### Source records
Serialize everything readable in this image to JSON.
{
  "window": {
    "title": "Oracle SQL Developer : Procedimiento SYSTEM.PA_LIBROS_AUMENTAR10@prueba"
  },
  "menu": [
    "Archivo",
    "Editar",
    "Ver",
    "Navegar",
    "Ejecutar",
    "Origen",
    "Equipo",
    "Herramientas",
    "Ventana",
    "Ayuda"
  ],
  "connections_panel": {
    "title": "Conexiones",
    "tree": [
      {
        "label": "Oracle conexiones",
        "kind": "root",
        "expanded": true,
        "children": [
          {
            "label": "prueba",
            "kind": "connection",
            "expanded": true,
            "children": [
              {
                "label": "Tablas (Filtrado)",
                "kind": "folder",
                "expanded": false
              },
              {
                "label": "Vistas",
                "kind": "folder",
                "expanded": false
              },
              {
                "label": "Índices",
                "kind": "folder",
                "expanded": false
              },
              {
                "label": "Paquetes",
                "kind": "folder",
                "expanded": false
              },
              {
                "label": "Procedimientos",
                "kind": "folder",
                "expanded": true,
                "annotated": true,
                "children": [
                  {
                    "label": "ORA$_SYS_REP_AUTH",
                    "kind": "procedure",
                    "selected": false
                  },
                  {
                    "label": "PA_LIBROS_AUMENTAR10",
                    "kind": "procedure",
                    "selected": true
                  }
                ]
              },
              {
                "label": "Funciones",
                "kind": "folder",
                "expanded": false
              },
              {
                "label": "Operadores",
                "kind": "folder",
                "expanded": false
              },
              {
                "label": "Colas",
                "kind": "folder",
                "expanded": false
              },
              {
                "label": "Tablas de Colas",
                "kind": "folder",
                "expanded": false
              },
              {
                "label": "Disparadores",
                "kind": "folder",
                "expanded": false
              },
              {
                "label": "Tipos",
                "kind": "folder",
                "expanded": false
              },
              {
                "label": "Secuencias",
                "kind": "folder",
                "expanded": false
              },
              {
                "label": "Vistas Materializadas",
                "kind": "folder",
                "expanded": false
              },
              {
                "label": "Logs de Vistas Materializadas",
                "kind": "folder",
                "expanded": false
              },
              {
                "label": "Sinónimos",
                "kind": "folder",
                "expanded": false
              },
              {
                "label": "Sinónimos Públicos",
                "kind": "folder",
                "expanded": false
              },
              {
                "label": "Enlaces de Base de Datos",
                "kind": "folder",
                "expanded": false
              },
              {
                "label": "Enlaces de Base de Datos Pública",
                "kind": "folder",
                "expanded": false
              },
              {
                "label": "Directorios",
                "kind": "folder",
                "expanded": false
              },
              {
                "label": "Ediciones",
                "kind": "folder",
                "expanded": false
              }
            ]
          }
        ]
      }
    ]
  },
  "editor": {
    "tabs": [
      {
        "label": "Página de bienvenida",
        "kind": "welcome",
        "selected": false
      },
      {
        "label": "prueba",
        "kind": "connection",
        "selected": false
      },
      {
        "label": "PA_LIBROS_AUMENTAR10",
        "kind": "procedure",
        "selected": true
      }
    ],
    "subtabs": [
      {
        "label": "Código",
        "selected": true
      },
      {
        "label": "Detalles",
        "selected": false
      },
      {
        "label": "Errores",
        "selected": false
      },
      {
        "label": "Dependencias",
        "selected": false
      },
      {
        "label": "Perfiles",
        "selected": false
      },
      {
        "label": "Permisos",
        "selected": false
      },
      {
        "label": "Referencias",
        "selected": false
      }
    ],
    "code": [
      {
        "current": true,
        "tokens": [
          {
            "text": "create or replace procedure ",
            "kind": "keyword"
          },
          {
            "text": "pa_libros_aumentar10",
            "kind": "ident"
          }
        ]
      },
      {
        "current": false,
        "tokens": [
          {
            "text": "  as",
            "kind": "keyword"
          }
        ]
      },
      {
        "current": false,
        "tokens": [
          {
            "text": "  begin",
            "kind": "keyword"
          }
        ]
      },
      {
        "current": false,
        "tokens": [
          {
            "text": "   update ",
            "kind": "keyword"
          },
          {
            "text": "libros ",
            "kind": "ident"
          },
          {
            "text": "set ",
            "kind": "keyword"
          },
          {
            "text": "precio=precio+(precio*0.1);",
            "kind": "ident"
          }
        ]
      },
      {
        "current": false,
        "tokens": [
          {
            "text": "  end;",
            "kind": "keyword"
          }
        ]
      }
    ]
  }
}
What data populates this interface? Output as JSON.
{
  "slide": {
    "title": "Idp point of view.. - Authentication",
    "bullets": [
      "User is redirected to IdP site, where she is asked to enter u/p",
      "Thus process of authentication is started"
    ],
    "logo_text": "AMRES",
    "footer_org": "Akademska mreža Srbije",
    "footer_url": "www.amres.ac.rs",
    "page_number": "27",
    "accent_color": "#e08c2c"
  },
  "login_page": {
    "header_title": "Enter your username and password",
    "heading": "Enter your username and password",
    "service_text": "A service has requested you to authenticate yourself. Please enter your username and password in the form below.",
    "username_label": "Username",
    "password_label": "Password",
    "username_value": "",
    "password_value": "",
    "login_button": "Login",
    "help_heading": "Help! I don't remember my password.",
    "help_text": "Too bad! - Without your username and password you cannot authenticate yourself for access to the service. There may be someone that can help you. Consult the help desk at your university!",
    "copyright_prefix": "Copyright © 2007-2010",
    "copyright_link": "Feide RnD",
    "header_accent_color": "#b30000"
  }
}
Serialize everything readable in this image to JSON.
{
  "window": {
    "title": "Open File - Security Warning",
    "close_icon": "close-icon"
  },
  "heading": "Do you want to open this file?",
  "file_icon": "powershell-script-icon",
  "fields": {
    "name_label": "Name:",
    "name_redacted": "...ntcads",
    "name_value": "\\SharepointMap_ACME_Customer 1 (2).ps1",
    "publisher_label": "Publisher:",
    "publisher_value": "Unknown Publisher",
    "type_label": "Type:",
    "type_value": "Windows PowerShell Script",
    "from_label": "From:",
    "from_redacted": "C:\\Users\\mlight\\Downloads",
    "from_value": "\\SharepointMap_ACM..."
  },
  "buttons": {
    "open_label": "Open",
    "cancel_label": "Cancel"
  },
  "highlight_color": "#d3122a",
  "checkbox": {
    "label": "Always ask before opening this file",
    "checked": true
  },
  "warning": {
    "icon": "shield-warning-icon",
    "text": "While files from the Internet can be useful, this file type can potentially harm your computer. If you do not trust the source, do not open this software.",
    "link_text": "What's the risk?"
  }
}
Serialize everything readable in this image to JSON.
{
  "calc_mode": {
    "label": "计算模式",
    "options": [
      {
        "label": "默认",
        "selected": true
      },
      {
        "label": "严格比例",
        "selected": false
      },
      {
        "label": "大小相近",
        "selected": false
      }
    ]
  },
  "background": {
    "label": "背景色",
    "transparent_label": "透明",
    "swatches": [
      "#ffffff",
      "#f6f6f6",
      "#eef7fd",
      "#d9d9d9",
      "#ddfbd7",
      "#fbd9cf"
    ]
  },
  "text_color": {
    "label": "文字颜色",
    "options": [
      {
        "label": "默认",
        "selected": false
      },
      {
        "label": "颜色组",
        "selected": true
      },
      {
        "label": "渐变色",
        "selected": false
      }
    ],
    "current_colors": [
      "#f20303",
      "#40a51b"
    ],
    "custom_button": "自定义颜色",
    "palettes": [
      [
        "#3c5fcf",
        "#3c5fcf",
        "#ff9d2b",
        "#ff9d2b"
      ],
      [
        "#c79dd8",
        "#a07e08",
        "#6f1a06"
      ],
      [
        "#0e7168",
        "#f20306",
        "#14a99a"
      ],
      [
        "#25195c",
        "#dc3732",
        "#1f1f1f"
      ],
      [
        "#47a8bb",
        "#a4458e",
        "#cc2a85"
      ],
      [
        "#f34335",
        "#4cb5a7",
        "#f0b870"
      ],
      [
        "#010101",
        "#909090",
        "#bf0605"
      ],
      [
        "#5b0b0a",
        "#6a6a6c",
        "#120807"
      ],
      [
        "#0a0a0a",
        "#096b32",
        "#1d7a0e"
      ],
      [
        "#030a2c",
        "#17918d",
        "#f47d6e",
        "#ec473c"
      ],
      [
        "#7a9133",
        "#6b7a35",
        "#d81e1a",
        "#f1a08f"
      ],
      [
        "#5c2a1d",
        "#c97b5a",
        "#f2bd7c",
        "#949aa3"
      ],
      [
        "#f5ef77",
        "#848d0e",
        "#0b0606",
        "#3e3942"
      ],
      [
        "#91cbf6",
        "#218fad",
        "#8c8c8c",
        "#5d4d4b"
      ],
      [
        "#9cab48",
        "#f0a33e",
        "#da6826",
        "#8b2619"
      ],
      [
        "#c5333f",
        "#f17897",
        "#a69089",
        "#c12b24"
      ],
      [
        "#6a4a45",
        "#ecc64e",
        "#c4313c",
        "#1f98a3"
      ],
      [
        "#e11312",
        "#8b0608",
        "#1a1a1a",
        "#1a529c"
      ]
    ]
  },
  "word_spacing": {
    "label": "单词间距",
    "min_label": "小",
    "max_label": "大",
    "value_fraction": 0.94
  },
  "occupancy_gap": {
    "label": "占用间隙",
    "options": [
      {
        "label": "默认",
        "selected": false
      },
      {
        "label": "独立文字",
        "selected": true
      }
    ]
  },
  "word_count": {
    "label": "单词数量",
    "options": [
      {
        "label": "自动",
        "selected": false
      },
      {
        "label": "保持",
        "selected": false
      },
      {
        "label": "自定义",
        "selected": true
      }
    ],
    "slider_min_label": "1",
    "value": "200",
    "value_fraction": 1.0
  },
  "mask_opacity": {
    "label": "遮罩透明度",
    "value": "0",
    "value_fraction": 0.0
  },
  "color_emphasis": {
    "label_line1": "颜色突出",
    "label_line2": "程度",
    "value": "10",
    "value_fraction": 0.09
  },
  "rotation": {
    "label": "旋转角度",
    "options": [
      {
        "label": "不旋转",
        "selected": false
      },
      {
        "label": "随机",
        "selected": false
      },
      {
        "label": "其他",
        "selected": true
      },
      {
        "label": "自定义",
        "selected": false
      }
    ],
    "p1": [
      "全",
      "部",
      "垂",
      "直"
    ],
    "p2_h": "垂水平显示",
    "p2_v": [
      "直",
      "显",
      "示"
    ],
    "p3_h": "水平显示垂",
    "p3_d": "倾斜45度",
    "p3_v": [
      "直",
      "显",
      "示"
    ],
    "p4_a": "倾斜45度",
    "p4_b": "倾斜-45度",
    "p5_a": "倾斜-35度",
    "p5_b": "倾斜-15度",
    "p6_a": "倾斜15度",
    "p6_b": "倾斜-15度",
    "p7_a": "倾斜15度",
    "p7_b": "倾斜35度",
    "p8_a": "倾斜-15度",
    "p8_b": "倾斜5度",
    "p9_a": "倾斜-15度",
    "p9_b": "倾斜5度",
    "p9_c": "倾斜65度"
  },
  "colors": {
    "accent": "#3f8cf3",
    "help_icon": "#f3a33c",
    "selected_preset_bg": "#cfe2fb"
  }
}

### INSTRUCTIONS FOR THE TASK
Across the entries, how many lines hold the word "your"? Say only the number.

### TASK RESPONSE
5